Having perhaps identified a stock which looks good on those criteria and having put it on your watch list or maybe even purchased it you then want to monitor its prospects. By that I mean following news announcements and reactions by brokers and other investors to the news. If these are positive then this should support the case for the dividend growth which is forecast.
I find the best way to get a quick indicator on this, as you cannot hope to follow news flow on every stock in the market, is to look at estimate revisions over the last one and three months. I then combine these into an earnings momentum indicator a a quick guide to whether prospects are improving, deteriorating or unchanged. Obviously as a support to the case for receiving the expected dividend you would prefer to see earning forecasts being either stable or upgraded overall. That will then increase the likelihood of the forecast dividend being made or even exceeded. Conversely you will probably be less sure of and those companies with downgrades to their prospects which may undermine the dividend, cover and growth going forward.
You can of course track changes in dividend forecasts but I find that these are changed less frequently unless there is a dramatic change in the earnings as analysts seem to be more focussed on earnings rather than dividends. In addition I also have forecast dividend growth elsewhere in my scoring so this is already being picked up to some extent there. Thus I find using earning changes to be more effective as a guide to these changes and using one and three months captures the most information even if it is somewhat dated after three months. Obviously a ranking will be relative to other companies so you will need to look at the actual numbers to get a feel for the absolute change in the numbers.

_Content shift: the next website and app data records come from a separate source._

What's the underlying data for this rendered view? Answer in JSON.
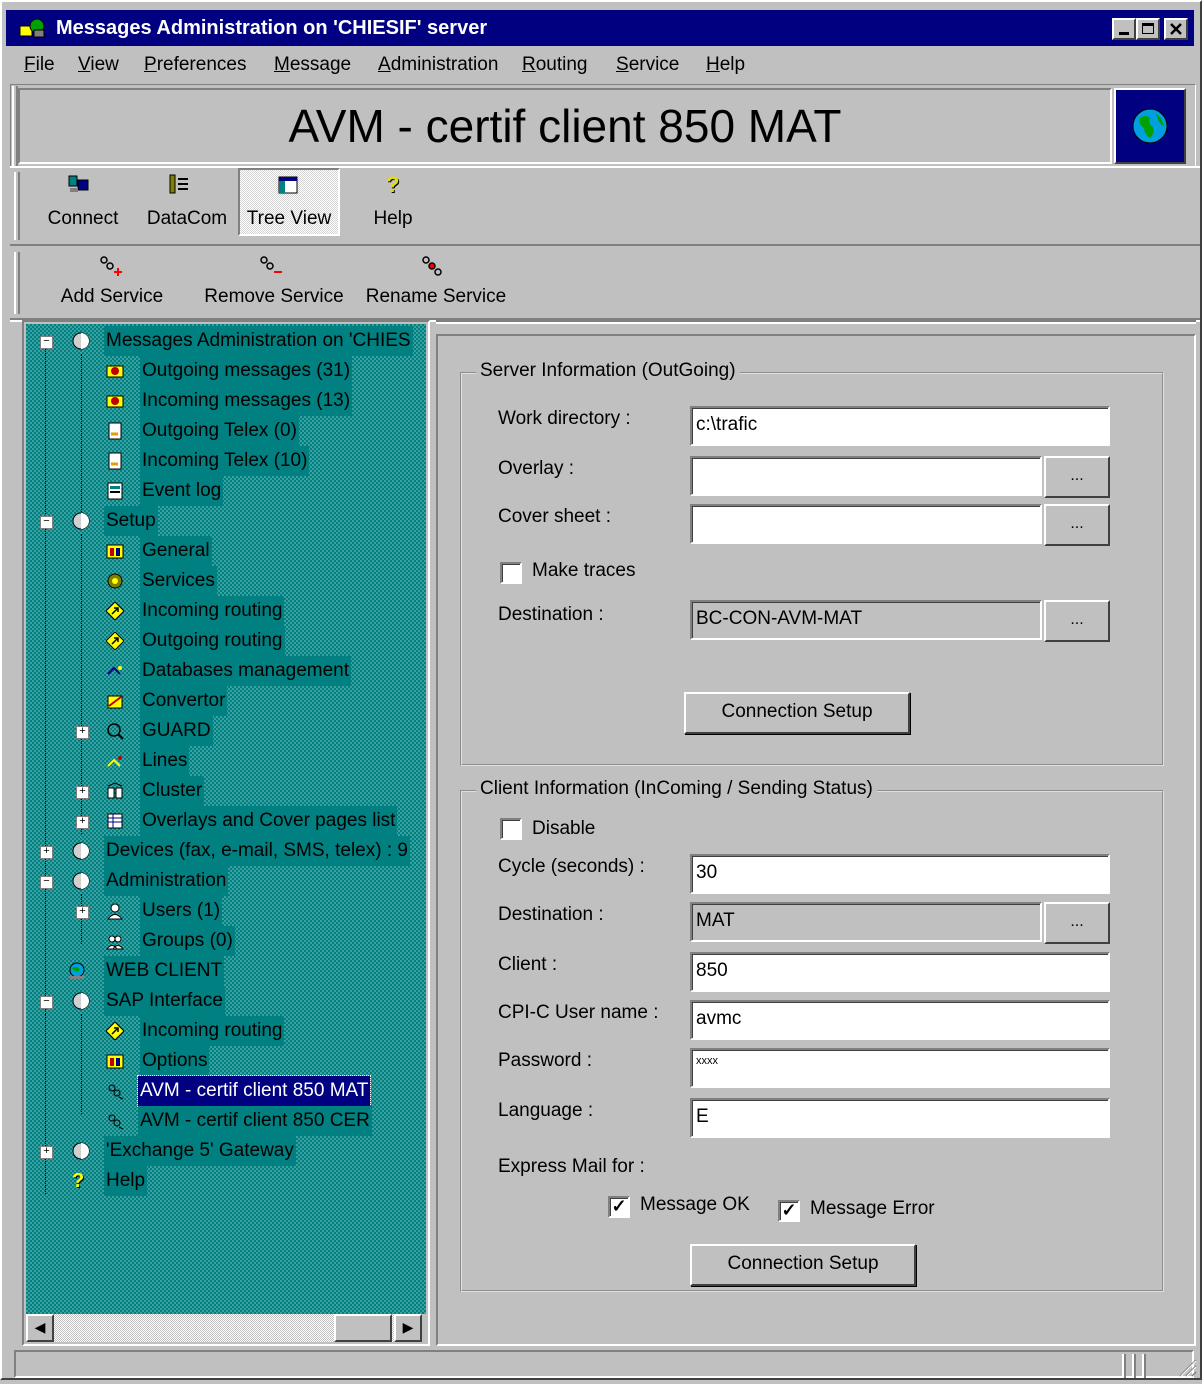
{
  "window": {
    "title": "Messages Administration on 'CHIESIF' server"
  },
  "menu": [
    {
      "label": "File",
      "key": "F"
    },
    {
      "label": "View",
      "key": "V"
    },
    {
      "label": "Preferences",
      "key": "P"
    },
    {
      "label": "Message",
      "key": "M"
    },
    {
      "label": "Administration",
      "key": "A"
    },
    {
      "label": "Routing",
      "key": "R"
    },
    {
      "label": "Service",
      "key": "S"
    },
    {
      "label": "Help",
      "key": "H"
    }
  ],
  "banner": {
    "title": "AVM - certif client 850 MAT"
  },
  "toolbar": {
    "connect": "Connect",
    "datacom": "DataCom",
    "treeview": "Tree View",
    "help": "Help"
  },
  "service_toolbar": {
    "add": "Add Service",
    "remove": "Remove Service",
    "rename": "Rename Service"
  },
  "tree": {
    "root": "Messages Administration on 'CHIES",
    "outgoing_messages": "Outgoing messages (31)",
    "incoming_messages": "Incoming messages (13)",
    "outgoing_telex": "Outgoing Telex (0)",
    "incoming_telex": "Incoming Telex (10)",
    "event_log": "Event log",
    "setup": "Setup",
    "general": "General",
    "services": "Services",
    "incoming_routing": "Incoming routing",
    "outgoing_routing": "Outgoing routing",
    "databases": "Databases management",
    "convertor": "Convertor",
    "guard": "GUARD",
    "lines": "Lines",
    "cluster": "Cluster",
    "overlays": "Overlays and Cover pages list",
    "devices": "Devices (fax, e-mail, SMS, telex) : 9",
    "administration": "Administration",
    "users": "Users (1)",
    "groups": "Groups (0)",
    "web_client": "WEB CLIENT",
    "sap_interface": "SAP Interface",
    "sap_incoming_routing": "Incoming routing",
    "sap_options": "Options",
    "sap_mat": "AVM - certif client 850 MAT",
    "sap_cer": "AVM - certif client 850 CER",
    "exchange": "'Exchange 5' Gateway",
    "help": "Help"
  },
  "server": {
    "group_title": "Server Information (OutGoing)",
    "work_dir_label": "Work directory :",
    "work_dir_value": "c:\\trafic",
    "overlay_label": "Overlay :",
    "overlay_value": "",
    "cover_label": "Cover sheet :",
    "cover_value": "",
    "traces_label": "Make traces",
    "traces_checked": false,
    "dest_label": "Destination :",
    "dest_value": "BC-CON-AVM-MAT",
    "connection_button": "Connection Setup",
    "browse": "..."
  },
  "client": {
    "group_title": "Client Information (InComing / Sending Status)",
    "disable_label": "Disable",
    "disable_checked": false,
    "cycle_label": "Cycle (seconds) :",
    "cycle_value": "30",
    "dest_label": "Destination :",
    "dest_value": "MAT",
    "client_label": "Client :",
    "client_value": "850",
    "user_label": "CPI-C User name :",
    "user_value": "avmc",
    "password_label": "Password :",
    "password_value": "xxxx",
    "language_label": "Language :",
    "language_value": "E",
    "express_label": "Express Mail for :",
    "msg_ok_label": "Message OK",
    "msg_ok_checked": true,
    "msg_err_label": "Message Error",
    "msg_err_checked": true,
    "connection_button": "Connection Setup",
    "browse": "..."
  },
  "colors": {
    "title_bg": "#000080",
    "tree_bg": "#008080",
    "face": "#c0c0c0"
  }
}
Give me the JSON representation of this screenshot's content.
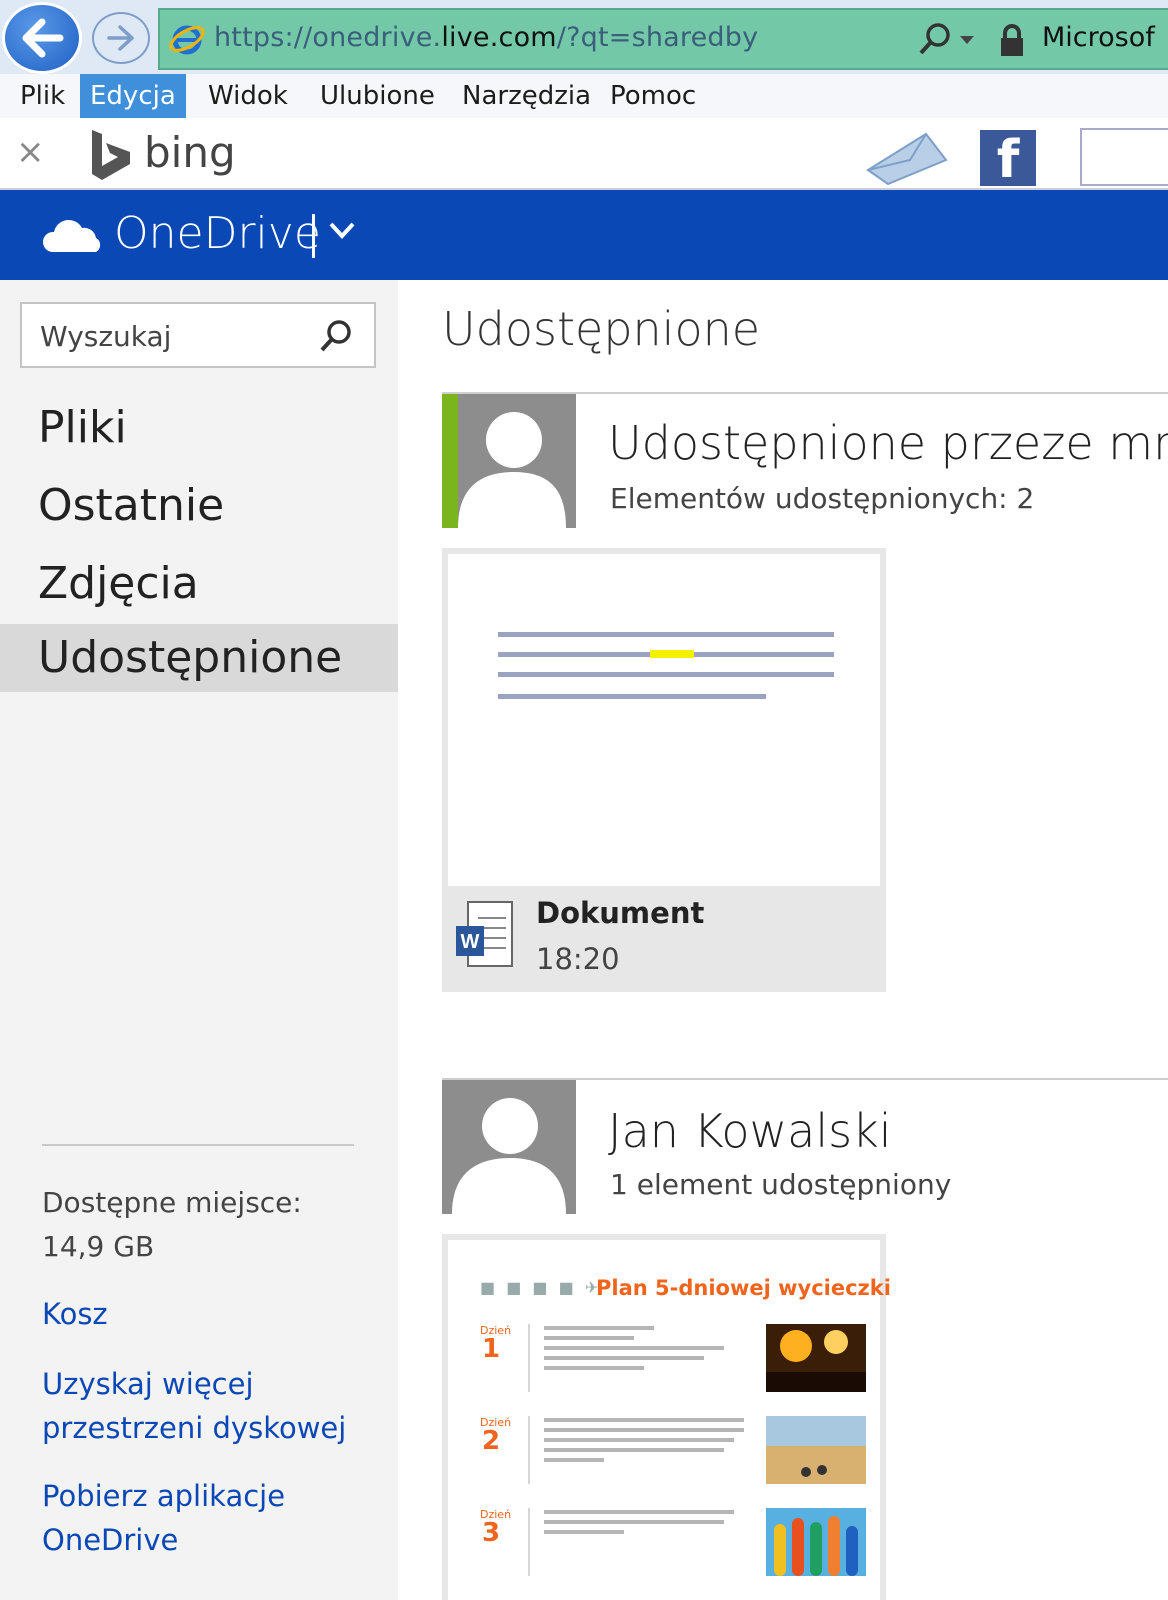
{
  "browser": {
    "url_prefix": "https://onedrive.",
    "url_domain": "live.com",
    "url_suffix": "/?qt=sharedby",
    "site_label": "Microsof",
    "menu": [
      "Plik",
      "Edycja",
      "Widok",
      "Ulubione",
      "Narzędzia",
      "Pomoc"
    ],
    "active_menu": "Edycja",
    "toolbar": {
      "close": "×",
      "search_brand": "bing"
    }
  },
  "onedrive": {
    "app_title": "OneDrive",
    "brand_color": "#0a48b5"
  },
  "sidebar": {
    "search_placeholder": "Wyszukaj",
    "nav": [
      "Pliki",
      "Ostatnie",
      "Zdjęcia",
      "Udostępnione"
    ],
    "active_nav": "Udostępnione",
    "space_label": "Dostępne miejsce:",
    "space_value": "14,9 GB",
    "links": {
      "trash": "Kosz",
      "more_storage_line1": "Uzyskaj więcej",
      "more_storage_line2": "przestrzeni dyskowej",
      "get_apps_line1": "Pobierz aplikacje",
      "get_apps_line2": "OneDrive"
    }
  },
  "main": {
    "title": "Udostępnione",
    "sections": [
      {
        "title": "Udostępnione przeze mnie",
        "subtitle": "Elementów udostępnionych: 2",
        "accent": "#7ab51d",
        "items": [
          {
            "name": "Dokument",
            "time": "18:20",
            "type": "word"
          }
        ]
      },
      {
        "title": "Jan Kowalski",
        "subtitle": "1 element udostępniony",
        "items": [
          {
            "preview_title": "Plan 5-dniowej wycieczki",
            "days": [
              {
                "label": "Dzień",
                "number": "1"
              },
              {
                "label": "Dzień",
                "number": "2"
              },
              {
                "label": "Dzień",
                "number": "3"
              }
            ]
          }
        ]
      }
    ]
  }
}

I hope you have found this series of posts on how to score Compound Income Stocks useful, as it has been quite quiet on the news flow front being August. If you have enjoyed this series of posts bear with me and I might have something of interest for you in the near future.
However in the meantime, you may be pleased to know, I'll be back to talking about some stocks tomorrow.
Having talked about S&P Dividend Aristocrats fund in my previous post just wanted to add this to reinforce the point. First there is an interesting piece on Historical Returns from Dividends by a US value manager called Heartland Funds which is good discussion and look at long term returns and drawbacks from focussing exclusively on the highest yields. Then below I present a couple of graphs for you from a fund brochure for the Oppenheimer Rising Dividends Funds, which sums up nicely what I was talking about.